Peer Pressure: Peer pressure refers to the influence exerted by peers or social groups on an individual's behaviour, including purchasing decisions. In online shopping, consumers are often influenced by their peers or social circles' preferences and behaviours.

Positive reviews, recommendations, or endorsements from friends, family members, or online communities can sway consumer decisions and contribute to adopting certain products or brands. Businesses can leverage peer pressure by facilitating social sharing and user-generated content, encouraging satisfied customers to endorse products and share their experiences with their social networks.

Herd Mentality: Herd mentality, also known as the bandwagon effect, describes the tendency of individuals to adopt the behaviours or beliefs of the majority within a group. In online shopping, consumers may be influenced by the popularity or perceived consensus surrounding certain products or trends.

Businesses can capitalise on herd mentality by highlighting social proof indicators, such as bestselling products, trending items, or customer favourites, to create a sense of popularity and desirability. Limited-time offers, or scarcity messages can further amplify the urgency and encourage consumers to join the "herd" in purchasing.

Conformity: Conformity refers to the tendency of individuals to adjust their behaviour or attitudes to align with social norms or group expectations. In online shopping, consumers may conform to prevailing trends, fashion styles, or cultural norms reflected in product preferences or purchasing decisions.

Businesses can leverage conformity by showcasing products that align with prevailing trends or cultural preferences, creating a sense of belonging and social acceptance among consumers. Additionally, incorporating social proof elements like customer testimonials or influencer endorsements can reinforce the perception of conformity and encourage consumers to follow suit.

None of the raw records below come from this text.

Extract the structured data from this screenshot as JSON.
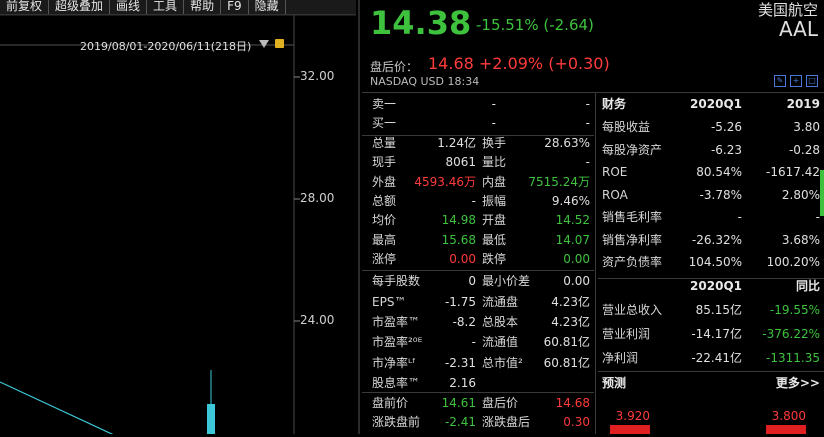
{
  "toolbar": {
    "items": [
      "前复权",
      "超级叠加",
      "画线",
      "工具",
      "帮助",
      "F9",
      "隐藏"
    ]
  },
  "chart": {
    "date_range": "2019/08/01-2020/06/11(218日)",
    "axis_ticks": [
      "32.00",
      "28.00",
      "24.00"
    ]
  },
  "quote": {
    "price": "14.38",
    "change": "-15.51% (-2.64)",
    "name": "美国航空",
    "code": "AAL",
    "after_hours_label": "盘后价：",
    "after_hours_value": "14.68 +2.09% (+0.30)",
    "exchange": "NASDAQ   USD   18:34"
  },
  "orderbook": [
    {
      "label": "卖一",
      "price": "-",
      "vol": "-"
    },
    {
      "label": "买一",
      "price": "-",
      "vol": "-"
    }
  ],
  "stats": [
    {
      "l1": "总量",
      "v1": "1.24亿",
      "c1": "w",
      "l2": "换手",
      "v2": "28.63%",
      "c2": "w"
    },
    {
      "l1": "现手",
      "v1": "8061",
      "c1": "w",
      "l2": "量比",
      "v2": "-",
      "c2": "w"
    },
    {
      "l1": "外盘",
      "v1": "4593.46万",
      "c1": "r",
      "l2": "内盘",
      "v2": "7515.24万",
      "c2": "g"
    },
    {
      "l1": "总额",
      "v1": "-",
      "c1": "w",
      "l2": "振幅",
      "v2": "9.46%",
      "c2": "w"
    },
    {
      "l1": "均价",
      "v1": "14.98",
      "c1": "g",
      "l2": "开盘",
      "v2": "14.52",
      "c2": "g"
    },
    {
      "l1": "最高",
      "v1": "15.68",
      "c1": "g",
      "l2": "最低",
      "v2": "14.07",
      "c2": "g"
    },
    {
      "l1": "涨停",
      "v1": "0.00",
      "c1": "r",
      "l2": "跌停",
      "v2": "0.00",
      "c2": "g"
    }
  ],
  "stats2": [
    {
      "l1": "每手股数",
      "v1": "0",
      "c1": "w",
      "l2": "最小价差",
      "v2": "0.00",
      "c2": "w"
    },
    {
      "l1": "EPS™",
      "v1": "-1.75",
      "c1": "w",
      "l2": "流通盘",
      "v2": "4.23亿",
      "c2": "w"
    },
    {
      "l1": "市盈率™",
      "v1": "-8.2",
      "c1": "w",
      "l2": "总股本",
      "v2": "4.23亿",
      "c2": "w"
    },
    {
      "l1": "市盈率²⁰ᴱ",
      "v1": "-",
      "c1": "w",
      "l2": "流通值",
      "v2": "60.81亿",
      "c2": "w"
    },
    {
      "l1": "市净率ᴸᶠ",
      "v1": "-2.31",
      "c1": "w",
      "l2": "总市值²",
      "v2": "60.81亿",
      "c2": "w"
    },
    {
      "l1": "股息率™",
      "v1": "2.16",
      "c1": "w",
      "l2": "",
      "v2": "",
      "c2": "w"
    }
  ],
  "stats3": [
    {
      "l1": "盘前价",
      "v1": "14.61",
      "c1": "g",
      "l2": "盘后价",
      "v2": "14.68",
      "c2": "r"
    },
    {
      "l1": "涨跌盘前",
      "v1": "-2.41",
      "c1": "g",
      "l2": "涨跌盘后",
      "v2": "0.30",
      "c2": "r"
    }
  ],
  "finance": {
    "header": {
      "title": "财务",
      "col1": "2020Q1",
      "col2": "2019"
    },
    "rows": [
      {
        "label": "每股收益",
        "v1": "-5.26",
        "c1": "w",
        "v2": "3.80",
        "c2": "w"
      },
      {
        "label": "每股净资产",
        "v1": "-6.23",
        "c1": "w",
        "v2": "-0.28",
        "c2": "w"
      },
      {
        "label": "ROE",
        "v1": "80.54%",
        "c1": "w",
        "v2": "-1617.42",
        "c2": "w"
      },
      {
        "label": "ROA",
        "v1": "-3.78%",
        "c1": "w",
        "v2": "2.80%",
        "c2": "w"
      },
      {
        "label": "销售毛利率",
        "v1": "-",
        "c1": "w",
        "v2": "-",
        "c2": "w"
      },
      {
        "label": "销售净利率",
        "v1": "-26.32%",
        "c1": "w",
        "v2": "3.68%",
        "c2": "w"
      },
      {
        "label": "资产负债率",
        "v1": "104.50%",
        "c1": "w",
        "v2": "100.20%",
        "c2": "w"
      }
    ],
    "header2": {
      "col1": "2020Q1",
      "col2": "同比"
    },
    "rows2": [
      {
        "label": "营业总收入",
        "v1": "85.15亿",
        "c1": "w",
        "v2": "-19.55%",
        "c2": "g"
      },
      {
        "label": "营业利润",
        "v1": "-14.17亿",
        "c1": "w",
        "v2": "-376.22%",
        "c2": "g"
      },
      {
        "label": "净利润",
        "v1": "-22.41亿",
        "c1": "w",
        "v2": "-1311.35",
        "c2": "g"
      }
    ],
    "forecast_title": "预测",
    "more": "更多>>",
    "forecast_values": [
      "3.920",
      "3.800"
    ]
  },
  "colors": {
    "up": "#ff3b3b",
    "down": "#3ec23e",
    "bg": "#000000",
    "accent": "#4a78d8"
  }
}
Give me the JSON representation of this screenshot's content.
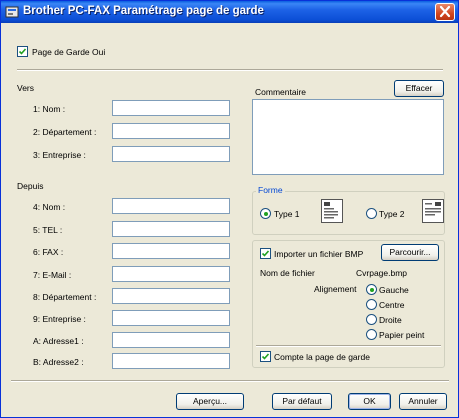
{
  "window": {
    "title": "Brother PC-FAX Paramétrage page de garde"
  },
  "cover_page": {
    "label": "Page de Garde Oui",
    "checked": true
  },
  "to": {
    "header": "Vers",
    "fields": [
      {
        "label": "1: Nom :",
        "value": ""
      },
      {
        "label": "2: Département :",
        "value": ""
      },
      {
        "label": "3: Entreprise :",
        "value": ""
      }
    ]
  },
  "from": {
    "header": "Depuis",
    "fields": [
      {
        "label": "4: Nom :",
        "value": ""
      },
      {
        "label": "5: TEL :",
        "value": ""
      },
      {
        "label": "6: FAX :",
        "value": ""
      },
      {
        "label": "7: E-Mail :",
        "value": ""
      },
      {
        "label": "8: Département :",
        "value": ""
      },
      {
        "label": "9: Entreprise :",
        "value": ""
      },
      {
        "label": "A: Adresse1 :",
        "value": ""
      },
      {
        "label": "B: Adresse2 :",
        "value": ""
      }
    ]
  },
  "comment": {
    "label": "Commentaire",
    "clear_button": "Effacer",
    "value": ""
  },
  "form": {
    "legend": "Forme",
    "type1": {
      "label": "Type 1",
      "selected": true
    },
    "type2": {
      "label": "Type 2",
      "selected": false
    }
  },
  "bmp": {
    "import_label": "Importer un fichier BMP",
    "import_checked": true,
    "browse_button": "Parcourir...",
    "filename_label": "Nom de fichier",
    "filename_value": "Cvrpage.bmp",
    "alignment_label": "Alignement",
    "alignment_options": [
      "Gauche",
      "Centre",
      "Droite",
      "Papier peint"
    ],
    "alignment_selected": "Gauche"
  },
  "count_cover": {
    "label": "Compte la page de garde",
    "checked": true
  },
  "buttons": {
    "preview": "Aperçu...",
    "default": "Par défaut",
    "ok": "OK",
    "cancel": "Annuler"
  },
  "colors": {
    "title_bar": "#0c4fd6",
    "dialog_bg": "#ece9d8",
    "legend_text": "#0046d5",
    "check_mark": "#21a121",
    "close_button": "#d2461f"
  }
}
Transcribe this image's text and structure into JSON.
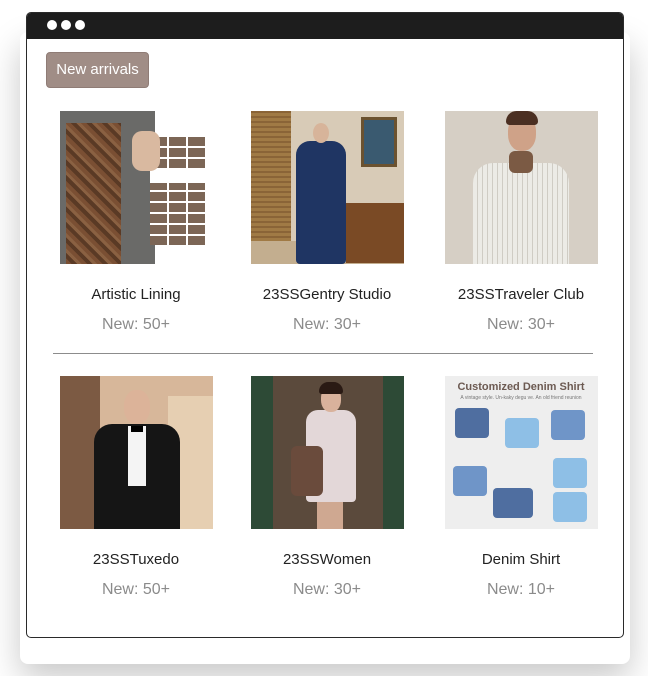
{
  "header": {
    "new_arrivals_label": "New arrivals"
  },
  "collections": [
    {
      "name": "Artistic Lining",
      "count": "New: 50+"
    },
    {
      "name": "23SSGentry Studio",
      "count": "New: 30+"
    },
    {
      "name": "23SSTraveler Club",
      "count": "New: 30+"
    },
    {
      "name": "23SSTuxedo",
      "count": "New: 50+"
    },
    {
      "name": "23SSWomen",
      "count": "New: 30+"
    },
    {
      "name": "Denim Shirt",
      "count": "New: 10+"
    }
  ],
  "denim_thumb": {
    "title": "Customized Denim Shirt",
    "subtitle": "A vintage style. Un-kaky degu ve. An old friend reunion"
  },
  "colors": {
    "accent": "#a08d86",
    "titlebar": "#1d1d1d",
    "count_text": "#8b8b8b"
  }
}
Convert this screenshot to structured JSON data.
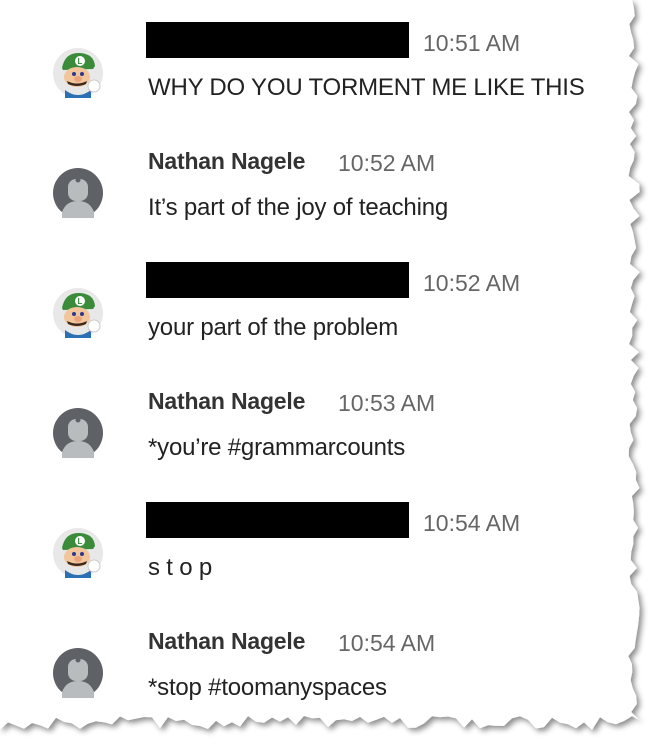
{
  "messages": [
    {
      "sender": "luigi",
      "name": "",
      "redacted": true,
      "time": "10:51 AM",
      "text": "WHY DO YOU TORMENT ME LIKE THIS"
    },
    {
      "sender": "nathan",
      "name": "Nathan Nagele",
      "redacted": false,
      "time": "10:52 AM",
      "text": "It’s part of the joy of teaching"
    },
    {
      "sender": "luigi",
      "name": "",
      "redacted": true,
      "time": "10:52 AM",
      "text": "your part of the problem"
    },
    {
      "sender": "nathan",
      "name": "Nathan Nagele",
      "redacted": false,
      "time": "10:53 AM",
      "text": "*you’re #grammarcounts"
    },
    {
      "sender": "luigi",
      "name": "",
      "redacted": true,
      "time": "10:54 AM",
      "text": "s t o p"
    },
    {
      "sender": "nathan",
      "name": "Nathan Nagele",
      "redacted": false,
      "time": "10:54 AM",
      "text": "*stop #toomanyspaces"
    }
  ],
  "icons": {
    "luigi_avatar": "luigi-avatar-icon",
    "default_avatar": "default-user-avatar-icon"
  },
  "colors": {
    "paper": "#ffffff",
    "text": "#222222",
    "timestamp": "#666666",
    "redaction": "#000000",
    "luigi_green": "#3a8b3a",
    "default_avatar_bg": "#5e6266"
  }
}
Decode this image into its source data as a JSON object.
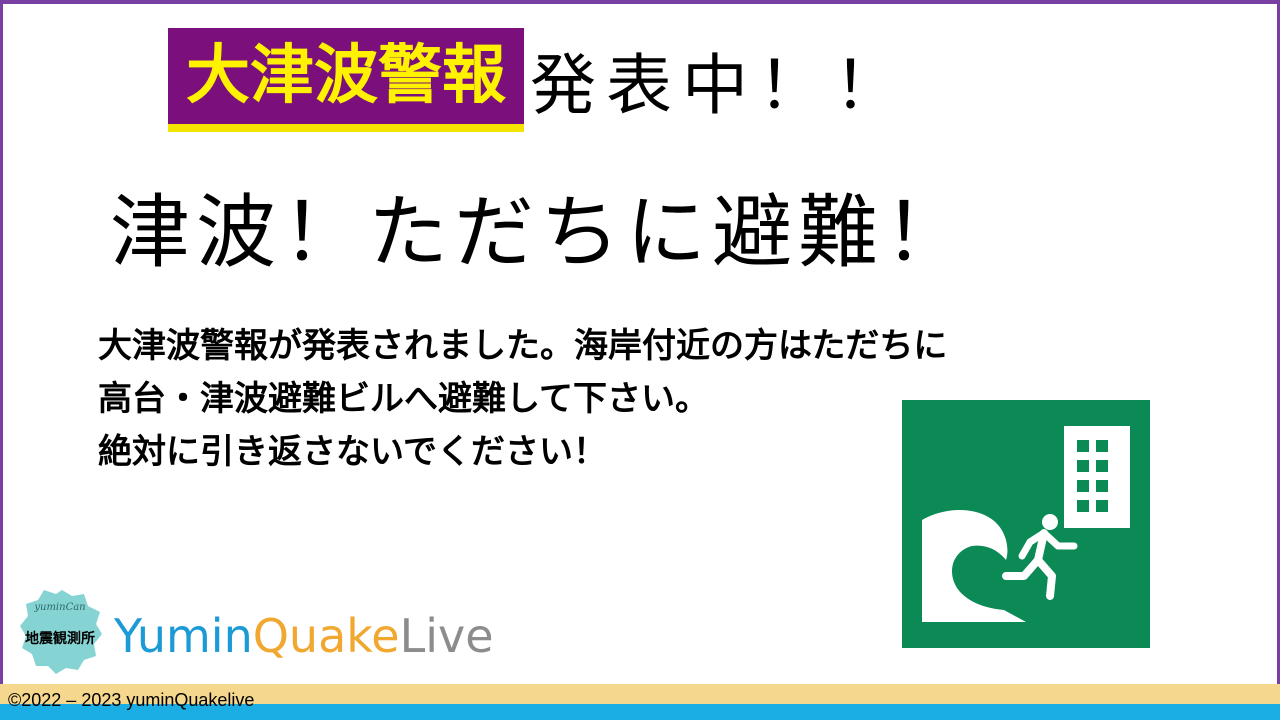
{
  "headline": {
    "badge_text": "大津波警報",
    "rest_text": "発表中！！"
  },
  "subhead": "津波！ただちに避難！",
  "message": {
    "lines": [
      "大津波警報が発表されました。海岸付近の方はただちに",
      "高台・津波避難ビルへ避難して下さい。",
      "絶対に引き返さないでください！"
    ]
  },
  "sign": {
    "icon": "tsunami-evacuation-building-icon",
    "background_color": "#0c8a55"
  },
  "logo": {
    "badge_script": "yuminCan",
    "badge_text": "地震観測所",
    "wordmark_part1": "Yumin",
    "wordmark_part2": "Quake",
    "wordmark_part3": "Live"
  },
  "footer": {
    "copyright": "©2022 – 2023 yuminQuakelive"
  },
  "colors": {
    "frame": "#7a3fa2",
    "badge_bg": "#7b0f7b",
    "badge_text": "#fff200",
    "sign_green": "#0c8a55",
    "footer_yellow": "#f5d78e",
    "footer_blue": "#1aaee5"
  }
}
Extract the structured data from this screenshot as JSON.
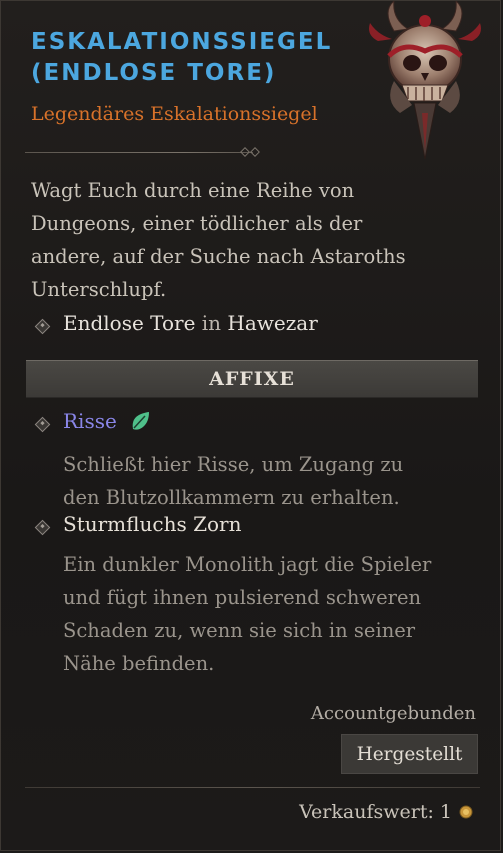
{
  "item": {
    "title_line1": "ESKALATIONSSIEGEL",
    "title_line2": "(ENDLOSE TORE)",
    "subtitle": "Legendäres Eskalationssiegel",
    "description": [
      "Wagt Euch durch eine Reihe von",
      "Dungeons, einer tödlicher als der",
      "andere, auf der Suche nach Astaroths",
      "Unterschlupf."
    ],
    "location": {
      "dungeon": "Endlose Tore",
      "preposition": "in",
      "region": "Hawezar"
    }
  },
  "affixes": {
    "header": "AFFIXE",
    "list": [
      {
        "name": "Risse",
        "name_color": "#8a86e8",
        "icon": "leaf-icon",
        "description": [
          "Schließt hier Risse, um Zugang zu",
          "den Blutzollkammern zu erhalten."
        ]
      },
      {
        "name": "Sturmfluchs Zorn",
        "name_color": "#e6e0d7",
        "description": [
          "Ein dunkler Monolith jagt die Spieler",
          "und fügt ihnen pulsierend schweren",
          "Schaden zu, wenn sie sich in seiner",
          "Nähe befinden."
        ]
      }
    ]
  },
  "footer": {
    "bound": "Accountgebunden",
    "crafted_button": "Hergestellt",
    "sell_label": "Verkaufswert: 1",
    "sell_icon": "gold-coin-icon"
  },
  "colors": {
    "title": "#4ca7df",
    "subtitle": "#d8722a",
    "leaf": "#4fc08a"
  }
}
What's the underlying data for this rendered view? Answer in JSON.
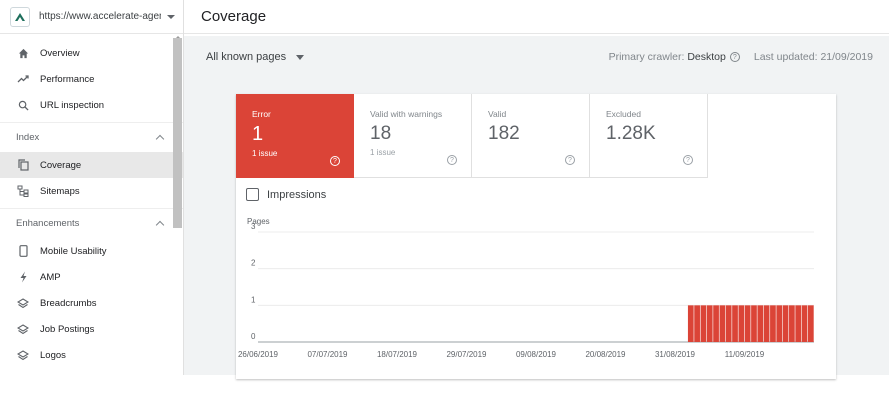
{
  "sidebar": {
    "property_url": "https://www.accelerate-agen...",
    "items_top": [
      {
        "label": "Overview",
        "icon": "home-icon"
      },
      {
        "label": "Performance",
        "icon": "trending-up-icon"
      },
      {
        "label": "URL inspection",
        "icon": "search-icon"
      }
    ],
    "index_section": "Index",
    "items_index": [
      {
        "label": "Coverage",
        "icon": "file-copy-icon",
        "active": true
      },
      {
        "label": "Sitemaps",
        "icon": "sitemap-icon"
      }
    ],
    "enhancements_section": "Enhancements",
    "items_enh": [
      {
        "label": "Mobile Usability",
        "icon": "smartphone-icon"
      },
      {
        "label": "AMP",
        "icon": "bolt-icon"
      },
      {
        "label": "Breadcrumbs",
        "icon": "layers-icon"
      },
      {
        "label": "Job Postings",
        "icon": "layers-icon"
      },
      {
        "label": "Logos",
        "icon": "layers-icon"
      }
    ]
  },
  "header": {
    "title": "Coverage"
  },
  "filter": {
    "pages": "All known pages",
    "crawler_label": "Primary crawler: ",
    "crawler_value": "Desktop",
    "updated_label": "Last updated: ",
    "updated_value": "21/09/2019"
  },
  "tiles": [
    {
      "label": "Error",
      "value": "1",
      "sub": "1 issue"
    },
    {
      "label": "Valid with warnings",
      "value": "18",
      "sub": "1 issue"
    },
    {
      "label": "Valid",
      "value": "182",
      "sub": ""
    },
    {
      "label": "Excluded",
      "value": "1.28K",
      "sub": ""
    }
  ],
  "impressions_label": "Impressions",
  "colors": {
    "error": "#db4437"
  },
  "chart_data": {
    "type": "bar",
    "ylabel": "Pages",
    "ylim": [
      0,
      3
    ],
    "yticks": [
      0,
      1,
      2,
      3
    ],
    "xticks": [
      "26/06/2019",
      "07/07/2019",
      "18/07/2019",
      "29/07/2019",
      "09/08/2019",
      "20/08/2019",
      "31/08/2019",
      "11/09/2019"
    ],
    "start_date": "2019-06-26",
    "end_date": "2019-09-21",
    "bars_from": "2019-09-02",
    "bar_value": 1
  }
}
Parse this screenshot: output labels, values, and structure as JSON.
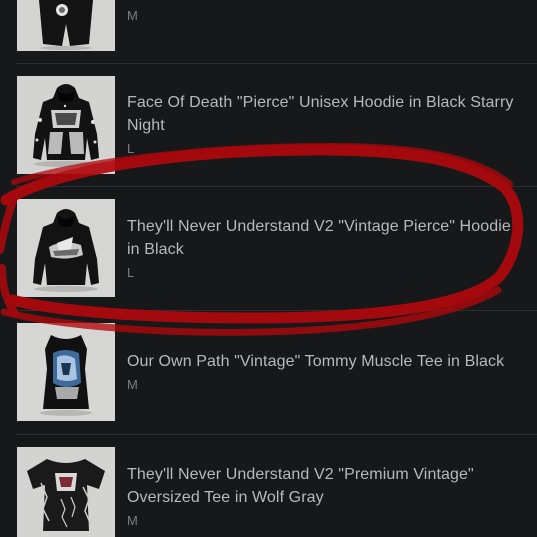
{
  "order_items": [
    {
      "title": "",
      "size": "M",
      "image_icon": "shorts-product-image-icon"
    },
    {
      "title": "Face Of Death \"Pierce\" Unisex Hoodie in Black Starry Night",
      "size": "L",
      "image_icon": "hoodie-product-image-icon"
    },
    {
      "title": "They'll Never Understand V2 \"Vintage Pierce\" Hoodie in Black",
      "size": "L",
      "image_icon": "hoodie-product-image-icon"
    },
    {
      "title": "Our Own Path \"Vintage\" Tommy Muscle Tee in Black",
      "size": "M",
      "image_icon": "muscle-tee-product-image-icon"
    },
    {
      "title": "They'll Never Understand V2 \"Premium Vintage\" Oversized Tee in Wolf Gray",
      "size": "M",
      "image_icon": "oversized-tee-product-image-icon"
    }
  ],
  "colors": {
    "background": "#171819",
    "title_text": "#b7b9bb",
    "size_text": "#7c7f82",
    "annotation_red": "#b1080c"
  }
}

Social Norms: Social norms play a crucial role in shaping consumer behaviour by establishing accepted standards of behaviour within a social group or community. In online shopping, consumers may adhere to social norms related to ethical considerations, environmental sustainability, or social responsibility when making purchasing decisions.

Businesses can align their marketing messages and product offerings with prevailing social norms to resonate effectively with their target market and enhance brand credibility. For example, highlighting eco-friendly or ethically sourced products can appeal to consumers prioritising sustainability and social responsibility.

Understanding the nuances of group dynamics and social influences is essential for businesses aiming to navigate the complex landscape of consumer behaviour in various contexts. By incorporating strategies that leverage peer pressure, herd mentality, conformity, and social norms, businesses can effectively engage their target market, foster trust and credibility, and drive sustainable growth in the competitive arena of online shopping.


Understanding consumer behaviour transcends mere deciphering of preferences; it's a profound exploration into the intricate psychology guiding every decision. The interplay between consumer psychology and purchasing choices is a rich tapestry that businesses can unravel for invaluable insights. These insights become a compass, guiding businesses to harness psychological triggers, establishing deeper connections with consumers, and crafting strategies tailored to resonate authentically within the complex fabric of consumer behaviour.

In essence, it's not solely about the transaction of products or services; it's a journey into comprehending the human psyche, forging meaningful connections that endure. Real success comes from a great product and knowing how customers think—using that knowledge to help both the customer experience and the business.

Understanding consumer behaviour equips businesses with a lens into the intricate psychology web influencing consumer choices. This comprehension becomes a tool, a bridge connecting psychology and consumer decision-making. Ultimately, it helps businesses succeed by clicking consumer thinking with their strategies. In this symbiotic relationship between understanding consumer behaviour and leveraging psychological insights, enterprises pave the way for unparalleled growth and enduring success.